Records supplied:

++++

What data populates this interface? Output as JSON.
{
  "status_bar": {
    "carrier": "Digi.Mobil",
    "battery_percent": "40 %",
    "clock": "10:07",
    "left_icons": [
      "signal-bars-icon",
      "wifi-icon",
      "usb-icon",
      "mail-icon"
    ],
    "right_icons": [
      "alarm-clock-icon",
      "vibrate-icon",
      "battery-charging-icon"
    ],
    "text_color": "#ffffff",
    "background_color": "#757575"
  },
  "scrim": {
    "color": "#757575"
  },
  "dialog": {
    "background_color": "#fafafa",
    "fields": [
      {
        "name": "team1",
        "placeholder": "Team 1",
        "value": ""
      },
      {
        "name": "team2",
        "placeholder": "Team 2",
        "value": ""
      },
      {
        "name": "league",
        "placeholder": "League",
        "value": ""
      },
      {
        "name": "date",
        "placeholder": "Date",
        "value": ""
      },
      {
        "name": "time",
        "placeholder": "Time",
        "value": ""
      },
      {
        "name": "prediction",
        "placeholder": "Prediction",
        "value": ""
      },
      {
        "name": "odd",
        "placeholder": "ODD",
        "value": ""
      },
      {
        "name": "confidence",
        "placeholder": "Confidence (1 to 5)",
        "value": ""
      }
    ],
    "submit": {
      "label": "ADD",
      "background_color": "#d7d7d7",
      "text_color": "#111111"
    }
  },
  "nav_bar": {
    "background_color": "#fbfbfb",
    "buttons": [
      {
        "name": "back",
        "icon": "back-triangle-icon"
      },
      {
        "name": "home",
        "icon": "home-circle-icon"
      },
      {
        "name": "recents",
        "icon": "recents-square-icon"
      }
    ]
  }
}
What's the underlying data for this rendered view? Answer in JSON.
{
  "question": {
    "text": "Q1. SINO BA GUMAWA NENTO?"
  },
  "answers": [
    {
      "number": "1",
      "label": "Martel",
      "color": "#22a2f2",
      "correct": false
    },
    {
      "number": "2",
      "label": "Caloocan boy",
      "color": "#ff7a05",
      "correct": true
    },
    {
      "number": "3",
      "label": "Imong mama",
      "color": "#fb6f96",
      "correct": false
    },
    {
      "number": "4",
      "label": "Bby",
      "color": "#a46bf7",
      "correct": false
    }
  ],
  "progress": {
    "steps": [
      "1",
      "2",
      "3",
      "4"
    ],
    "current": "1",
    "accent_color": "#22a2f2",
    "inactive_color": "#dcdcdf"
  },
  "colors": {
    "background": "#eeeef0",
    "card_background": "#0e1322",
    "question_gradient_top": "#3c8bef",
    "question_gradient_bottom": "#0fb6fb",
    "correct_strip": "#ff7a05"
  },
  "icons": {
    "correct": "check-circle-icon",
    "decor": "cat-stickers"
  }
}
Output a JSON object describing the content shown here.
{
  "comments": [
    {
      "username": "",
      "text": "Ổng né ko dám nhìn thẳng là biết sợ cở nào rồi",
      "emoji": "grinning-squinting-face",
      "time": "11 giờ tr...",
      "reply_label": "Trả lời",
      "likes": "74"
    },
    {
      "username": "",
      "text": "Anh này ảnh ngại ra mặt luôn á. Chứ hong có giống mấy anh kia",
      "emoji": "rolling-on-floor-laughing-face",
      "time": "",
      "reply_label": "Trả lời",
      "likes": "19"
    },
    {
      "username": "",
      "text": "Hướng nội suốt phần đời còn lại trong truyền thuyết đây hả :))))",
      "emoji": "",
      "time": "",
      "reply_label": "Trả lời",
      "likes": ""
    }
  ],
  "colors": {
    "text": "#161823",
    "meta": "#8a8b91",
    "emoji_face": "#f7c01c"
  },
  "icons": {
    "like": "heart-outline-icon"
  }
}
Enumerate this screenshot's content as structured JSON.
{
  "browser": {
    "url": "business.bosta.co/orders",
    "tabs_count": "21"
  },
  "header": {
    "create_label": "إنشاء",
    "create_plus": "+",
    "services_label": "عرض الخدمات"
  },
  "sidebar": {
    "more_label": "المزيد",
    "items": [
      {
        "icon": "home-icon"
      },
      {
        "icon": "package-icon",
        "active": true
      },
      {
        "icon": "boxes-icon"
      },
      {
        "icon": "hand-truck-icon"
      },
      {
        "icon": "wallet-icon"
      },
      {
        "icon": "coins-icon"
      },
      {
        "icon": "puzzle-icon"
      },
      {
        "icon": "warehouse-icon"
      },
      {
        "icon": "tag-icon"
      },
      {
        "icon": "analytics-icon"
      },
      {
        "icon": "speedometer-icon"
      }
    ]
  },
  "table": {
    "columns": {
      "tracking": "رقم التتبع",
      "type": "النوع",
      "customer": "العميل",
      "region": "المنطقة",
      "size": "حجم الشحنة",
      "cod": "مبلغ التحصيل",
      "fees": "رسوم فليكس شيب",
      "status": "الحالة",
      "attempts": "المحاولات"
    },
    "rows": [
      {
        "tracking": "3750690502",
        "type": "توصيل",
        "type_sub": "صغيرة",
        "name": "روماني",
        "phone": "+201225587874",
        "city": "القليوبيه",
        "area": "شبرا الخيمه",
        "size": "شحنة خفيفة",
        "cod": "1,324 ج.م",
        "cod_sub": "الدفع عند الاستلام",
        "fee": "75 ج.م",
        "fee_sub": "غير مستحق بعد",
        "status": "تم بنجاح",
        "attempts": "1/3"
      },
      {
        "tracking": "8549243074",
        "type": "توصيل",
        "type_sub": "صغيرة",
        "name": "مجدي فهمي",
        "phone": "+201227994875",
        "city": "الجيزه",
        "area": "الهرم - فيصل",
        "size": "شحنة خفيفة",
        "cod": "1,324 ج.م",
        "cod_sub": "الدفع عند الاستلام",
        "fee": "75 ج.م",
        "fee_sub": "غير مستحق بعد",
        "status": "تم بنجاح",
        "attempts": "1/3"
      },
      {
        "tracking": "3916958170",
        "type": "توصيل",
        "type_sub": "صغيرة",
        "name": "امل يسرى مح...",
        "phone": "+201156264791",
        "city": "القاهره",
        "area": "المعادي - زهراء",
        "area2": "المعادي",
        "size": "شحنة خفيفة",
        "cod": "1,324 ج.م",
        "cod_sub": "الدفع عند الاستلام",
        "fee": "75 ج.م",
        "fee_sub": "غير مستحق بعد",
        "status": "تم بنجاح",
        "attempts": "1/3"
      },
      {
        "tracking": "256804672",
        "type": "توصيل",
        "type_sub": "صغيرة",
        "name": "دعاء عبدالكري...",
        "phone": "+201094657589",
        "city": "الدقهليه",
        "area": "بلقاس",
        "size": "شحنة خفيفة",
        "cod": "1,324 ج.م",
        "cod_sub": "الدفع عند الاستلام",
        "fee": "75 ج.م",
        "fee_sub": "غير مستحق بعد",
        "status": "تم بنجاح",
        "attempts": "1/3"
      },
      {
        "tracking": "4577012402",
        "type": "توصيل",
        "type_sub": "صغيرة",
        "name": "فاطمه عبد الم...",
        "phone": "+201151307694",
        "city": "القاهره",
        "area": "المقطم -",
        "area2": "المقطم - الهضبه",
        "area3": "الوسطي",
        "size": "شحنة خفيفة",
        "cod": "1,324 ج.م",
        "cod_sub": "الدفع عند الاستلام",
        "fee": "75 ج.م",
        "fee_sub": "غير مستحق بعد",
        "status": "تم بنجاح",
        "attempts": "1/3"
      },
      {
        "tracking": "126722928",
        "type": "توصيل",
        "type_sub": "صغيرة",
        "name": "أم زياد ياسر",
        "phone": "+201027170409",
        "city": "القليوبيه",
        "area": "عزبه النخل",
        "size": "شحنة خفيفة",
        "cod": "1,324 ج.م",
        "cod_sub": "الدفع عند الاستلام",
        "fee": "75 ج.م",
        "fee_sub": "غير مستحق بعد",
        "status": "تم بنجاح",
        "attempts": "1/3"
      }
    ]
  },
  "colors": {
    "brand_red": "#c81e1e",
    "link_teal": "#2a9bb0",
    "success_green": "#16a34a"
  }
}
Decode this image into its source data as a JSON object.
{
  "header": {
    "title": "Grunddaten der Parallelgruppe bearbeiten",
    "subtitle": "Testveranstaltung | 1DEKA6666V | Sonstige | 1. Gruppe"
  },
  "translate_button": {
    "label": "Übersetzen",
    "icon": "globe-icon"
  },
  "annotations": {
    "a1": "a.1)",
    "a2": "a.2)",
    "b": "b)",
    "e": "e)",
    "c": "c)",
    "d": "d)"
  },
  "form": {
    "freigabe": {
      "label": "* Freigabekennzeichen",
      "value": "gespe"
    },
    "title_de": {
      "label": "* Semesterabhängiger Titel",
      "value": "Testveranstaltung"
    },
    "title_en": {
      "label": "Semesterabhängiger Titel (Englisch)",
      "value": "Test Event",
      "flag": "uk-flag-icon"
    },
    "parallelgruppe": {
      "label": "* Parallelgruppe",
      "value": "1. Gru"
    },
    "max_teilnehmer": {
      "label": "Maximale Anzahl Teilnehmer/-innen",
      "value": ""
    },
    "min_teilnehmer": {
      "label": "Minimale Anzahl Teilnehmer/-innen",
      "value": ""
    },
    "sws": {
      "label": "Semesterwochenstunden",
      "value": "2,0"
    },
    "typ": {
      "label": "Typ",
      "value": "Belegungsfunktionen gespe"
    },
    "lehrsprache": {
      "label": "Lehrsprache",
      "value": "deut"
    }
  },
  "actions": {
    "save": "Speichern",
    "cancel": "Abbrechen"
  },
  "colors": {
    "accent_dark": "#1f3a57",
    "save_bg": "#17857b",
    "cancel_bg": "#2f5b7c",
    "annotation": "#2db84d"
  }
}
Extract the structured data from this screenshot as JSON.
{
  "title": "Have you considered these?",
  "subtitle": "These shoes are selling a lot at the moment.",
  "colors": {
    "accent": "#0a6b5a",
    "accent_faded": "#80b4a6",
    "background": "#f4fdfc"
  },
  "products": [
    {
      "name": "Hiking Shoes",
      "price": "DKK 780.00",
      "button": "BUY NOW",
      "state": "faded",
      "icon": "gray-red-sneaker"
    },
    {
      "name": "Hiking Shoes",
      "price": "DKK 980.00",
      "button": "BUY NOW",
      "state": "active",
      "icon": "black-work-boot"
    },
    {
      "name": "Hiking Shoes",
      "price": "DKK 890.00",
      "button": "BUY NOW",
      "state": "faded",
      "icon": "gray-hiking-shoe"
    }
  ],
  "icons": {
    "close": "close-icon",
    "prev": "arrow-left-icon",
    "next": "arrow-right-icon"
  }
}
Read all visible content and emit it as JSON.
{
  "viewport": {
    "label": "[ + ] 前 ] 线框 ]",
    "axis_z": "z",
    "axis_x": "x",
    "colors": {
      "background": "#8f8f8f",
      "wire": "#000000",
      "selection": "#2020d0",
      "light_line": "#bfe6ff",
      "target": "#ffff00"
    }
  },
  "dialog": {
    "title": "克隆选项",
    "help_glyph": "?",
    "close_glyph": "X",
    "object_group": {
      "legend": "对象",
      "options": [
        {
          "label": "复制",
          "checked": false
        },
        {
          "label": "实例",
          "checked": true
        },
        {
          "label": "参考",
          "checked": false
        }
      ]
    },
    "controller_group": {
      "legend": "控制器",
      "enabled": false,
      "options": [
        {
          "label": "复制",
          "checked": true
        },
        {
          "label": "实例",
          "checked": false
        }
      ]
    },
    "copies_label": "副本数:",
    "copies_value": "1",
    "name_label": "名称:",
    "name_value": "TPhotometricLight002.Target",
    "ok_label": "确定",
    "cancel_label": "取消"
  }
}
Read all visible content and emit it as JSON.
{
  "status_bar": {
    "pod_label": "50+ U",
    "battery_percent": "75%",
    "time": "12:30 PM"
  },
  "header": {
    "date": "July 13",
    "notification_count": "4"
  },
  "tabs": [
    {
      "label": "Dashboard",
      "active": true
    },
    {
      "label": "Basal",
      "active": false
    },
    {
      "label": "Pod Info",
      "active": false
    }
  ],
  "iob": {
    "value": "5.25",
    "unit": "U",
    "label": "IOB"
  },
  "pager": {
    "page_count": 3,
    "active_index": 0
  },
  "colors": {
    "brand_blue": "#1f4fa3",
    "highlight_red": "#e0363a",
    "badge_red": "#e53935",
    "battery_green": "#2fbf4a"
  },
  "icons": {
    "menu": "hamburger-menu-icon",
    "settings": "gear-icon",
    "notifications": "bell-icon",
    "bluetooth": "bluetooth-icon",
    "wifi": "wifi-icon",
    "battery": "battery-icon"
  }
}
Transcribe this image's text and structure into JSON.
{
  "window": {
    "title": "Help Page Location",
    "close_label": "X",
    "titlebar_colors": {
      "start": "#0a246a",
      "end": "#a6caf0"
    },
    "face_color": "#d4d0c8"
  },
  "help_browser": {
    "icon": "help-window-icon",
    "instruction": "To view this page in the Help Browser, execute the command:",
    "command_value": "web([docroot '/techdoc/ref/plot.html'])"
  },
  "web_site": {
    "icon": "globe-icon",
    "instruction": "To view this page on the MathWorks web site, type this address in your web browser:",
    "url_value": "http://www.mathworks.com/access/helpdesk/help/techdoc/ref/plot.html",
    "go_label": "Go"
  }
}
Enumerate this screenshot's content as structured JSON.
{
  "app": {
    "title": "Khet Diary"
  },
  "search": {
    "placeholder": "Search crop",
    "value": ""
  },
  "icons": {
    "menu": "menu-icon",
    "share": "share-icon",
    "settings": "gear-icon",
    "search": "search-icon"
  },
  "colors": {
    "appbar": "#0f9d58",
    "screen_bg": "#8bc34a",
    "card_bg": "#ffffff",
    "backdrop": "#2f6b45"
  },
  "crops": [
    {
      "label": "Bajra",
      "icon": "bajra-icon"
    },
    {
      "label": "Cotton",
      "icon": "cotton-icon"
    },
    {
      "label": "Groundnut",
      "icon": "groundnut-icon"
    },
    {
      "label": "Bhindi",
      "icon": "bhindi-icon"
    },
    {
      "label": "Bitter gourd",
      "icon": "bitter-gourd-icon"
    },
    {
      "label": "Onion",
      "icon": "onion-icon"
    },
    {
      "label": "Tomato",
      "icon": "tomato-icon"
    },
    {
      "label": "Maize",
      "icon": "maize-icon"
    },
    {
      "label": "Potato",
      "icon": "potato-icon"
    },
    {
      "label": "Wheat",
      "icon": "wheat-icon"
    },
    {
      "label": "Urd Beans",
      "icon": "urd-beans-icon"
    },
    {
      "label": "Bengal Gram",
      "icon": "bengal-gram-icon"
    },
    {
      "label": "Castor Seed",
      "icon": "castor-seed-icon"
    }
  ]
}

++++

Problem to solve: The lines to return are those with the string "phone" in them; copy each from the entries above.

Written answer:
        "phone": "+201225587874",
        "phone": "+201227994875",
        "phone": "+201156264791",
        "phone": "+201094657589",
        "phone": "+201151307694",
        "phone": "+201027170409",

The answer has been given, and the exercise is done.